Elsewhere, Beever testified that he specifically ordered the custody officer to make this entry as an “aid [sic] memoire”, so there would be a written notice that Beever had spoken to Jens Söring’s lawyer, since any contact between a lawyer for a suspect and an officer should be noted down. The custody officer complied with Beever’s order, but didn’t mention who, specifically, spoke to Keith Barker. I cited the entry about the phone call as evidence that Söring was not denied access to his lawyer during his interrogation. I may reach out and ask for corrections in the pieces I’ve published, but for now, I think this blog should be enough to set things straight.
In any event, the misleading log entry doesn’t change the facts: At 12:50 pm on 5 June 1986, Söring signed a form stating that he did not wish to consult his solicitor before talking to the police. He did so despite the fact that Keith Barker, earlier that same day, had explicitly counseled Söring not to speak to the police outside Barker’s presence (advice that Elizabeth Haysom largely heeded, see below).
We know this because Barker submitted an affidavit to Söring’s legal team in 1995 as part of Söring’s appeals of his conviction. In that affidavit, Barker stated: “After the initial magistrate’s hearing I recollect that I went to the cells where my clients were held before they were taken away and I said to them both of then that they were to answer no questions without me being present.”
Barker goes on: “My file indicates that after returning to my office I drafted a letter which was hand delivered to Richmond Police Station to which Mr Soering had been taken. In this letter I requested that I be present when either of my clients were interviewed and I believe I also telephoned and spoke to the then chief Superintendent and I asked to be present when he was interviewed and I believe that I was told that Mr. Soering had signed the custody record as not wantinq a solicitor present.” Interestingly, Elizabeth Haysom made a different choice: “I was in the police station when I was present on 6th June and 7th June for interviews with Miss Haysom.”
So even without the custody log entry, the facts remain clear: Jens Söring freely chose to speak to police without his lawyer present. The police accurately informed Keith Barker that this was the case. Now the question is whether it’s important that Keith Barker wanted to be present when Söring was questioned. The answer, legally, is no. In the 1985 case of Moran v. Burbine, the US Supreme Court held that if a suspect has knowingly waived their right to the presence of a lawyer and decided to speak to police, then police don’t have to inform him that his lawyer has telephoned the police station and requested to speak to the suspect. The right to have a lawyer present is the suspect’s right, not the lawyer’s right. As long as the suspect has been informed of his rights and understands them, he is free to waive them, as Söring did. This is why all of Söring’s confessions were admissible.

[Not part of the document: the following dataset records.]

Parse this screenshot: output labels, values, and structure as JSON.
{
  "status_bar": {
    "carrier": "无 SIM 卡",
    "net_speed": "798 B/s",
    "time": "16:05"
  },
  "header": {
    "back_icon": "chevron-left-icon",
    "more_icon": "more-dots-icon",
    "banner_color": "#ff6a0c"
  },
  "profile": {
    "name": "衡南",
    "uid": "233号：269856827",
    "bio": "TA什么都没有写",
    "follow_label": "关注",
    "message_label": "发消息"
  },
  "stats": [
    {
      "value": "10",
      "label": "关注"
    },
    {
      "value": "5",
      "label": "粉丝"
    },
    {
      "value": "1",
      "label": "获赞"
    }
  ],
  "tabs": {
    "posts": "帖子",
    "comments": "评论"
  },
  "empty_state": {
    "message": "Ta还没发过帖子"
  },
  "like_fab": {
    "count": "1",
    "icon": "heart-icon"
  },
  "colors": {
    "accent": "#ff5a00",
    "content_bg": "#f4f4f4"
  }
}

This also helps us understand a clever tactic Söring uses whenever he is speaking to someone who doesn’t understand the facts of his case. He always carefully says things like “They didn’t let me talk to my lawyer” or “I never got to speak to my lawyer.” Söring never mentions that he himself declared in writing that he didn’t want his lawyer present. But he most certainly did, as he was forced to admit during the suppression hearing (2 March 1990, pp. 58-59):
Q And then again following the same procedure after that was done, you were asked [at 12:50 pm on 5 June 1986] whether you wanted a solicitor as soon as practicable or whether you wanted a solicitor at this time, weren’t you?
A Yes. I signed where It says, “I do not want a solicitor at this time.”
Q You did?
Q And you signed this indicating you did not want a solicitor at this time, right?
A At 12:50, yes.
So ultimately, the mistaken custody log entry changes nothing.